Looking through the records below, please work out how many lines contain "label". Give only that number.

**Input data:**
════════════════════
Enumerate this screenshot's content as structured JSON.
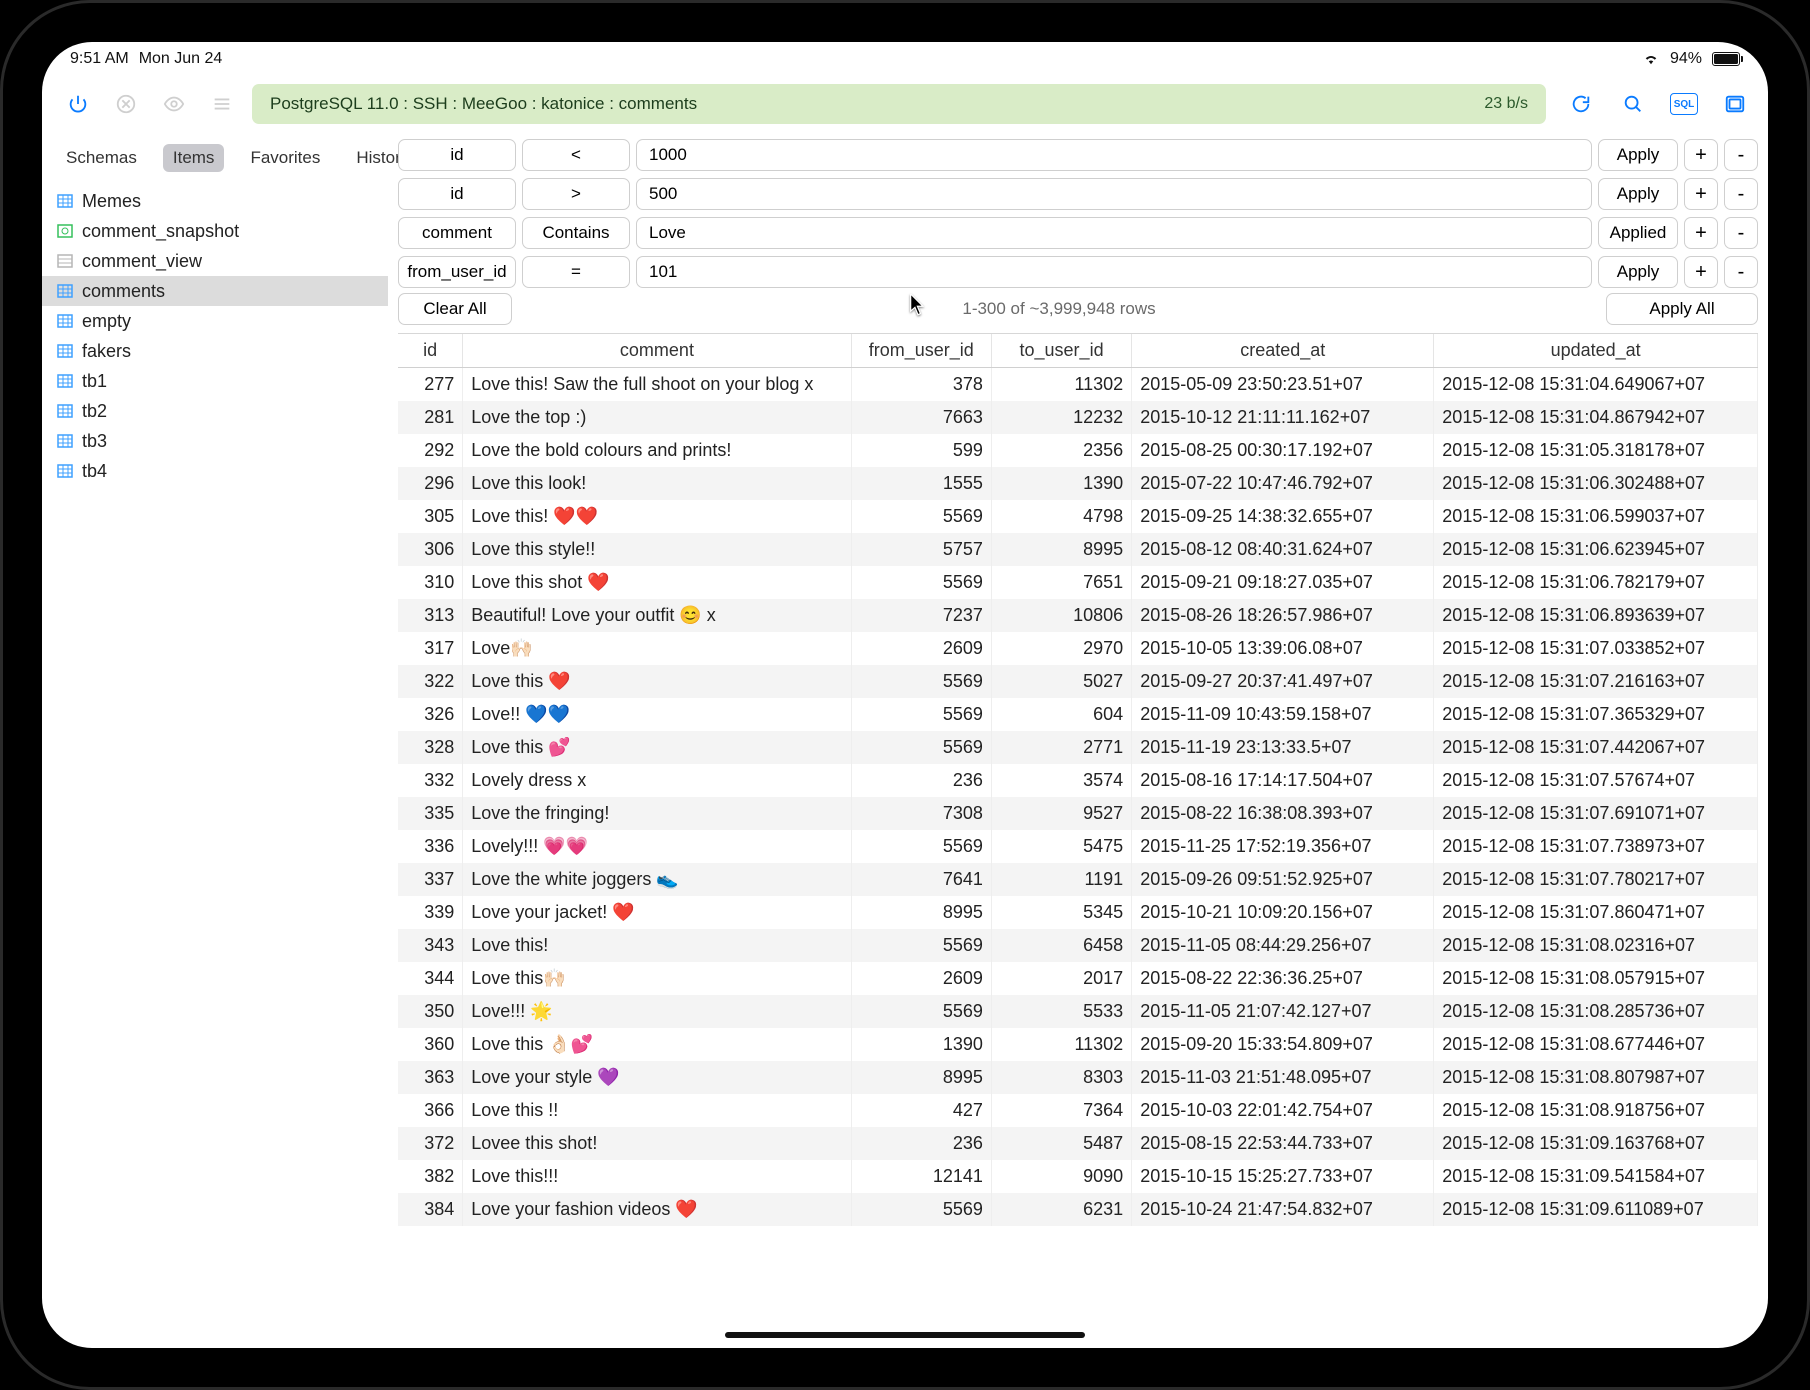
{
  "statusbar": {
    "time": "9:51 AM",
    "date": "Mon Jun 24",
    "battery": "94%"
  },
  "breadcrumb": {
    "text": "PostgreSQL 11.0 : SSH : MeeGoo : katonice : comments",
    "rate": "23 b/s"
  },
  "sidebar": {
    "tabs": {
      "schemas": "Schemas",
      "items": "Items",
      "favorites": "Favorites",
      "history": "History"
    },
    "items": [
      {
        "label": "Memes",
        "icon": "table",
        "selected": false
      },
      {
        "label": "comment_snapshot",
        "icon": "snapshot",
        "selected": false
      },
      {
        "label": "comment_view",
        "icon": "view",
        "selected": false
      },
      {
        "label": "comments",
        "icon": "table",
        "selected": true
      },
      {
        "label": "empty",
        "icon": "table",
        "selected": false
      },
      {
        "label": "fakers",
        "icon": "table",
        "selected": false
      },
      {
        "label": "tb1",
        "icon": "table",
        "selected": false
      },
      {
        "label": "tb2",
        "icon": "table",
        "selected": false
      },
      {
        "label": "tb3",
        "icon": "table",
        "selected": false
      },
      {
        "label": "tb4",
        "icon": "table",
        "selected": false
      }
    ]
  },
  "filters": {
    "rows": [
      {
        "column": "id",
        "op": "<",
        "value": "1000",
        "action": "Apply"
      },
      {
        "column": "id",
        "op": ">",
        "value": "500",
        "action": "Apply"
      },
      {
        "column": "comment",
        "op": "Contains",
        "value": "Love",
        "action": "Applied"
      },
      {
        "column": "from_user_id",
        "op": "=",
        "value": "101",
        "action": "Apply"
      }
    ],
    "clear": "Clear All",
    "summary": "1-300 of ~3,999,948 rows",
    "applyall": "Apply All",
    "plus": "+",
    "minus": "-"
  },
  "table": {
    "headers": {
      "id": "id",
      "comment": "comment",
      "from_user_id": "from_user_id",
      "to_user_id": "to_user_id",
      "created_at": "created_at",
      "updated_at": "updated_at"
    },
    "rows": [
      {
        "id": "277",
        "comment": "Love this! Saw the full shoot on your blog x",
        "from_user_id": "378",
        "to_user_id": "11302",
        "created_at": "2015-05-09 23:50:23.51+07",
        "updated_at": "2015-12-08 15:31:04.649067+07"
      },
      {
        "id": "281",
        "comment": "Love the top :)",
        "from_user_id": "7663",
        "to_user_id": "12232",
        "created_at": "2015-10-12 21:11:11.162+07",
        "updated_at": "2015-12-08 15:31:04.867942+07"
      },
      {
        "id": "292",
        "comment": "Love the bold colours and prints!",
        "from_user_id": "599",
        "to_user_id": "2356",
        "created_at": "2015-08-25 00:30:17.192+07",
        "updated_at": "2015-12-08 15:31:05.318178+07"
      },
      {
        "id": "296",
        "comment": "Love this look!",
        "from_user_id": "1555",
        "to_user_id": "1390",
        "created_at": "2015-07-22 10:47:46.792+07",
        "updated_at": "2015-12-08 15:31:06.302488+07"
      },
      {
        "id": "305",
        "comment": "Love this! ❤️❤️",
        "from_user_id": "5569",
        "to_user_id": "4798",
        "created_at": "2015-09-25 14:38:32.655+07",
        "updated_at": "2015-12-08 15:31:06.599037+07"
      },
      {
        "id": "306",
        "comment": "Love this style!!",
        "from_user_id": "5757",
        "to_user_id": "8995",
        "created_at": "2015-08-12 08:40:31.624+07",
        "updated_at": "2015-12-08 15:31:06.623945+07"
      },
      {
        "id": "310",
        "comment": "Love this shot ❤️",
        "from_user_id": "5569",
        "to_user_id": "7651",
        "created_at": "2015-09-21 09:18:27.035+07",
        "updated_at": "2015-12-08 15:31:06.782179+07"
      },
      {
        "id": "313",
        "comment": "Beautiful! Love your outfit 😊 x",
        "from_user_id": "7237",
        "to_user_id": "10806",
        "created_at": "2015-08-26 18:26:57.986+07",
        "updated_at": "2015-12-08 15:31:06.893639+07"
      },
      {
        "id": "317",
        "comment": " Love🙌🏻",
        "from_user_id": "2609",
        "to_user_id": "2970",
        "created_at": "2015-10-05 13:39:06.08+07",
        "updated_at": "2015-12-08 15:31:07.033852+07"
      },
      {
        "id": "322",
        "comment": "Love this ❤️",
        "from_user_id": "5569",
        "to_user_id": "5027",
        "created_at": "2015-09-27 20:37:41.497+07",
        "updated_at": "2015-12-08 15:31:07.216163+07"
      },
      {
        "id": "326",
        "comment": "Love!! 💙💙",
        "from_user_id": "5569",
        "to_user_id": "604",
        "created_at": "2015-11-09 10:43:59.158+07",
        "updated_at": "2015-12-08 15:31:07.365329+07"
      },
      {
        "id": "328",
        "comment": "Love this 💕",
        "from_user_id": "5569",
        "to_user_id": "2771",
        "created_at": "2015-11-19 23:13:33.5+07",
        "updated_at": "2015-12-08 15:31:07.442067+07"
      },
      {
        "id": "332",
        "comment": "Lovely dress x",
        "from_user_id": "236",
        "to_user_id": "3574",
        "created_at": "2015-08-16 17:14:17.504+07",
        "updated_at": "2015-12-08 15:31:07.57674+07"
      },
      {
        "id": "335",
        "comment": "Love the fringing!",
        "from_user_id": "7308",
        "to_user_id": "9527",
        "created_at": "2015-08-22 16:38:08.393+07",
        "updated_at": "2015-12-08 15:31:07.691071+07"
      },
      {
        "id": "336",
        "comment": "Lovely!!! 💗💗",
        "from_user_id": "5569",
        "to_user_id": "5475",
        "created_at": "2015-11-25 17:52:19.356+07",
        "updated_at": "2015-12-08 15:31:07.738973+07"
      },
      {
        "id": "337",
        "comment": "Love the white joggers 👟",
        "from_user_id": "7641",
        "to_user_id": "1191",
        "created_at": "2015-09-26 09:51:52.925+07",
        "updated_at": "2015-12-08 15:31:07.780217+07"
      },
      {
        "id": "339",
        "comment": "Love your jacket! ❤️",
        "from_user_id": "8995",
        "to_user_id": "5345",
        "created_at": "2015-10-21 10:09:20.156+07",
        "updated_at": "2015-12-08 15:31:07.860471+07"
      },
      {
        "id": "343",
        "comment": "Love this!",
        "from_user_id": "5569",
        "to_user_id": "6458",
        "created_at": "2015-11-05 08:44:29.256+07",
        "updated_at": "2015-12-08 15:31:08.02316+07"
      },
      {
        "id": "344",
        "comment": "Love this🙌🏻",
        "from_user_id": "2609",
        "to_user_id": "2017",
        "created_at": "2015-08-22 22:36:36.25+07",
        "updated_at": "2015-12-08 15:31:08.057915+07"
      },
      {
        "id": "350",
        "comment": "Love!!! 🌟",
        "from_user_id": "5569",
        "to_user_id": "5533",
        "created_at": "2015-11-05 21:07:42.127+07",
        "updated_at": "2015-12-08 15:31:08.285736+07"
      },
      {
        "id": "360",
        "comment": "Love this 👌🏻💕",
        "from_user_id": "1390",
        "to_user_id": "11302",
        "created_at": "2015-09-20 15:33:54.809+07",
        "updated_at": "2015-12-08 15:31:08.677446+07"
      },
      {
        "id": "363",
        "comment": "Love your style 💜",
        "from_user_id": "8995",
        "to_user_id": "8303",
        "created_at": "2015-11-03 21:51:48.095+07",
        "updated_at": "2015-12-08 15:31:08.807987+07"
      },
      {
        "id": "366",
        "comment": "Love this !!",
        "from_user_id": "427",
        "to_user_id": "7364",
        "created_at": "2015-10-03 22:01:42.754+07",
        "updated_at": "2015-12-08 15:31:08.918756+07"
      },
      {
        "id": "372",
        "comment": "Lovee this shot!",
        "from_user_id": "236",
        "to_user_id": "5487",
        "created_at": "2015-08-15 22:53:44.733+07",
        "updated_at": "2015-12-08 15:31:09.163768+07"
      },
      {
        "id": "382",
        "comment": "Love this!!!",
        "from_user_id": "12141",
        "to_user_id": "9090",
        "created_at": "2015-10-15 15:25:27.733+07",
        "updated_at": "2015-12-08 15:31:09.541584+07"
      },
      {
        "id": "384",
        "comment": "Love your fashion videos ❤️",
        "from_user_id": "5569",
        "to_user_id": "6231",
        "created_at": "2015-10-24 21:47:54.832+07",
        "updated_at": "2015-12-08 15:31:09.611089+07"
      }
    ]
  }
}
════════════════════
**Reply:**
10